The purpose of this paper is to study three properties of Adaptive Virtual Queue (AVQ) schemes. These properties include: (1) stability in the presence of feedback delays, (2) its ability to maintain small queue lengths, and (3) its robustness in the presence of extremely short flows.
The main contribution of this paper is to propose a simple and easy to implement AVQ algorithm that only relies on keeping track of the virtual queue size without actually enqueuing or dequeuing packets.
(1) Active Queue Management (AQM) schemes are used by routers to
intelligently select packets to mark (or drop) in a manner that conveys
information about the current state of the network to the users.
(2) (1) The implementation complexity of AVQ is comparable to RED, (2) AVQ is primarily a rate-based marking, (3) AVQ regulates utilization, (4) AVQ adapts the capacity of the virtual queue, and (5) the deired utilization and damping variables can be adjusted to determine the stability of the system.
(3) The authors ran five simulation experiments to test their AVQ algorithm under various conditions.
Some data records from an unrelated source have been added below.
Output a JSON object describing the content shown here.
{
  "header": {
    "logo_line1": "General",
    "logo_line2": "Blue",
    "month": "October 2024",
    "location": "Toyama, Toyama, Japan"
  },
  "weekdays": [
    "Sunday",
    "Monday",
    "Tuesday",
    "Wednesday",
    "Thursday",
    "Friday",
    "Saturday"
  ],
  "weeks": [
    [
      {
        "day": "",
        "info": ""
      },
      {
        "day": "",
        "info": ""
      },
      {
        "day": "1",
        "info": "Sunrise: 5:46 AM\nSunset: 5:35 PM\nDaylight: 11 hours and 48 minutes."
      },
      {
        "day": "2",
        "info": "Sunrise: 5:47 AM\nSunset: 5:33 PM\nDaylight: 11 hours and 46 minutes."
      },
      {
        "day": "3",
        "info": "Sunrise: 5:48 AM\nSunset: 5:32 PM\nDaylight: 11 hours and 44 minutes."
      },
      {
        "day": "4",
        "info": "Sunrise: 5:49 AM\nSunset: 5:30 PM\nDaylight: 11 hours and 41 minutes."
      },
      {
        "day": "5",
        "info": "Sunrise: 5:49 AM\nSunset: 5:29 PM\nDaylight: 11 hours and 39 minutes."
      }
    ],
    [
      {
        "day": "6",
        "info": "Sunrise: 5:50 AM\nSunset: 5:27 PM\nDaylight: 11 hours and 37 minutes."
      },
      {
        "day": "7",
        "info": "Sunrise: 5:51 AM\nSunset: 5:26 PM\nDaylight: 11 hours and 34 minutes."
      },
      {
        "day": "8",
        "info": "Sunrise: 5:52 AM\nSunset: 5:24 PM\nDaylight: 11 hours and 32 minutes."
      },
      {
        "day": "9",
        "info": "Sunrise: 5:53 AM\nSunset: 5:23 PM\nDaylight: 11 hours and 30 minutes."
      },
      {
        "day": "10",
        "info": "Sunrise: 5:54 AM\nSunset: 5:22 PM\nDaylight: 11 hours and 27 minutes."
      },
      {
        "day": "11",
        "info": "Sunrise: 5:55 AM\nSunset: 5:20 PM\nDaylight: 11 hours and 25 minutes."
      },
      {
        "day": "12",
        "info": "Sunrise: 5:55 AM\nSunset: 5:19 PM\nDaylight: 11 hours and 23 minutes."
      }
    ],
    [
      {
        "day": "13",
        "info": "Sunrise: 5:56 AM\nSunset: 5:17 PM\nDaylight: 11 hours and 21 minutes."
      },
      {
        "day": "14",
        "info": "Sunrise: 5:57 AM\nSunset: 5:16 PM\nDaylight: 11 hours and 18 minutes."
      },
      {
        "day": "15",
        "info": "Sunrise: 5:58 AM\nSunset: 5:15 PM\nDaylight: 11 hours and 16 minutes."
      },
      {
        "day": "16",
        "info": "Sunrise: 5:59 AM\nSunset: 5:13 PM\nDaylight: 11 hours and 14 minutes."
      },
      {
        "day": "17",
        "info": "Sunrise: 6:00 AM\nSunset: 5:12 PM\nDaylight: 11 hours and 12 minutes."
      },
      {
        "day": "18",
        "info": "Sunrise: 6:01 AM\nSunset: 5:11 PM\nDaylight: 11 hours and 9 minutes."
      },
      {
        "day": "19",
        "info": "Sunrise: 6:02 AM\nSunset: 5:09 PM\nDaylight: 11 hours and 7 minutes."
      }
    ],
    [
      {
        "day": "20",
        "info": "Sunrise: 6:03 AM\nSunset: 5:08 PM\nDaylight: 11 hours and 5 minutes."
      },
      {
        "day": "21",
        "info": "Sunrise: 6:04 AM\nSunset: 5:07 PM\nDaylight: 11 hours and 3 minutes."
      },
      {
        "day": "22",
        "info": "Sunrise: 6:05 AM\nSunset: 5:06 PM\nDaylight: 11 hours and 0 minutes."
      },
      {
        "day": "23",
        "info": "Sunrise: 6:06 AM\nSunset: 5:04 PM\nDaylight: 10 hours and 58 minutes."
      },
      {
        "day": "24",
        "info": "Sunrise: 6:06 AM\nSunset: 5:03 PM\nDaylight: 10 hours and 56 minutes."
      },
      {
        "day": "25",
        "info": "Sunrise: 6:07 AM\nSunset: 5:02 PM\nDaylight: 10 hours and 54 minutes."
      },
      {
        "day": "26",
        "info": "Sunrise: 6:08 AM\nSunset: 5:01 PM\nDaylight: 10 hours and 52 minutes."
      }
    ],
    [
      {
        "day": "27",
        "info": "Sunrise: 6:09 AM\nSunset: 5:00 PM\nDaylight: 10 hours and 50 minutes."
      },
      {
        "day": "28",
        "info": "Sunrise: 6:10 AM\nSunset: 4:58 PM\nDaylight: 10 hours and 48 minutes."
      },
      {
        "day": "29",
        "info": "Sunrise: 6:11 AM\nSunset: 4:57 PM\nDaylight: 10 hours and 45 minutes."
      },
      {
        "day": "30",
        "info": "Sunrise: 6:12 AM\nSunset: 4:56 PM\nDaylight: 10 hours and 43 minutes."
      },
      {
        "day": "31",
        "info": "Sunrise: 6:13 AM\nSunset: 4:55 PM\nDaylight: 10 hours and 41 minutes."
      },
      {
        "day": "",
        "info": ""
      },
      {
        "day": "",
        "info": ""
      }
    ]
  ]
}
I would rate this paper as a 4 because this paper does present a deployable AQM algorithm known as AVQ. This algorithm, which is an extension of previous work in the field of AQM, performs better than a number of other well-known AQM schemes.
To justify their results, the authors run five simulation experiments under various conditions to show that their algorithm performed better than exisitng AQM algorithms. In section 4 of this paper, the authors derive a lengthy proof of their underlying assumption. I found the authors' approach to be a solid and concise one.
One limitation of their approach is that this algorithm, I believe, would be succeptable to attacks by malicious users (as would all AQM algorithms).
One lesson researchers should take away from this work is that good research often comes in the form of studying current solutions to open problems and extending them in a simple or novel way.